Your early twenties are supposed to be the best years of your life, so you can imagine how derailed I was when I received a breast cancer diagnosis at age 21. With no family history and a relatively healthy lifestyle (I was living in New Orleans during college, hence the “relatively”), it was a shock that I sometimes still can’t wrap my head around. Now that the ordeal is a few years behind me, I wanted to share some wisdom I picked up along the way.

1. Know your body.

Hands down, the question I’m asked most frequently after someone learns I’m a cancer survivor is, “How did you know?” Well, it hurt like hell. I first noticed an ache while lying face-down on my mat during yoga class. Over the next few weeks, whenever I applied pressure, it got progressively worse. Aside from the pain, I felt a hard lump — so swollen that it was nearly visible through my skin. If you’re active and take care of your body, you’ll immediately realize when something isn’t right — plus, you’ll feel it in your gut. That’s your cue to tell someone.

2. A little bit of makeup goes a long way.

I fortunately did not feel sick most days during the year of my cancer treatments, but I certainly looked sick. I lost all of my hair — eyebrows and eyelashes included — and the color in my face was totally gone. My boyfriend affectionately nicknamed me Glo Worm, referencing that so-ugly-it’s-cute toy from the Eighties. Instead of hiding away in my bald state, I bought a really great wig, learned how to apply false lashes and started to swear by self-tanner. I could look like a completely different (and healthy!) person in minutes. All it took was some practice.

3. You can still feel sexy.

I had a double mastectomy with reconstruction, and even though most people might never notice the difference, I had to make a pretty dramatic body image adjustment. It took me a long while to look past the scars, but I now proudly wear low-cut tops and bikinis like I used to. My then-boyfriend, now-fiancé was my old boobs’ number one fan, but I can assure you he loves the new ones just as much. Plus, on another positive note, I never have to wear a bra again. Ever!

4. Don’t isolate yourself.

I spent far too many days alone in my room during my year with cancer, probably because I didn’t want others to feel like they owed me their sympathy. But, as you can probably imagine, I don’t look back too fondly on those hours I lost watching Keeping Up with the Kardashians solo.
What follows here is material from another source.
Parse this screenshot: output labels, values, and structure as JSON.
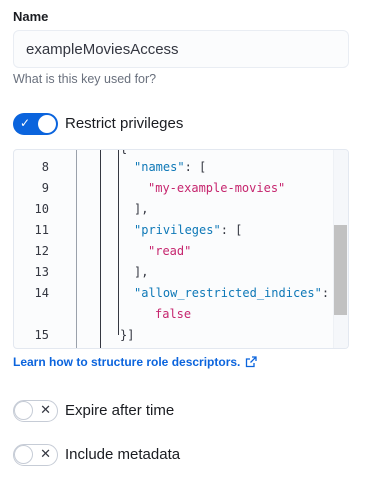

You know that cheesy saying “Laughter is the best medicine?” Well, it’s true. Go out and be social — you’ll feel a million times better.

5. Life goes on.

A week before my mastectomy, I had an interview at one of my favorite fashion websites for an internship the next fall. The editors had no idea what I was going through and, as it turns out, I got the gig. I wasn’t going to let having cancer stand in the way of the goals I’d set for myself, and I continued to plan my life past my year of treatments. Don’t waste your time worrying — keep working on what you hope to achieve once the nightmare is behind you.

6. You can do anything for a short time.

I’ll never forget what my doctor said to me right after giving me my diagnosis: “It’s going to be a tough year, but we’ll get you through this.” I can't begin to tell you how daunting that sounded to me in the moment, but looking back, it feels like a completely different lifetime. Yes, I totally missed out on my last semester of college, but my time as a cancer patient was just a hiccup in my life plans. If a roadblock ever comes along that you feel like you can’t get past, trust me — you can.

Alyssa, wearing Tory's Sabe bootie, photographed by Noa Griffel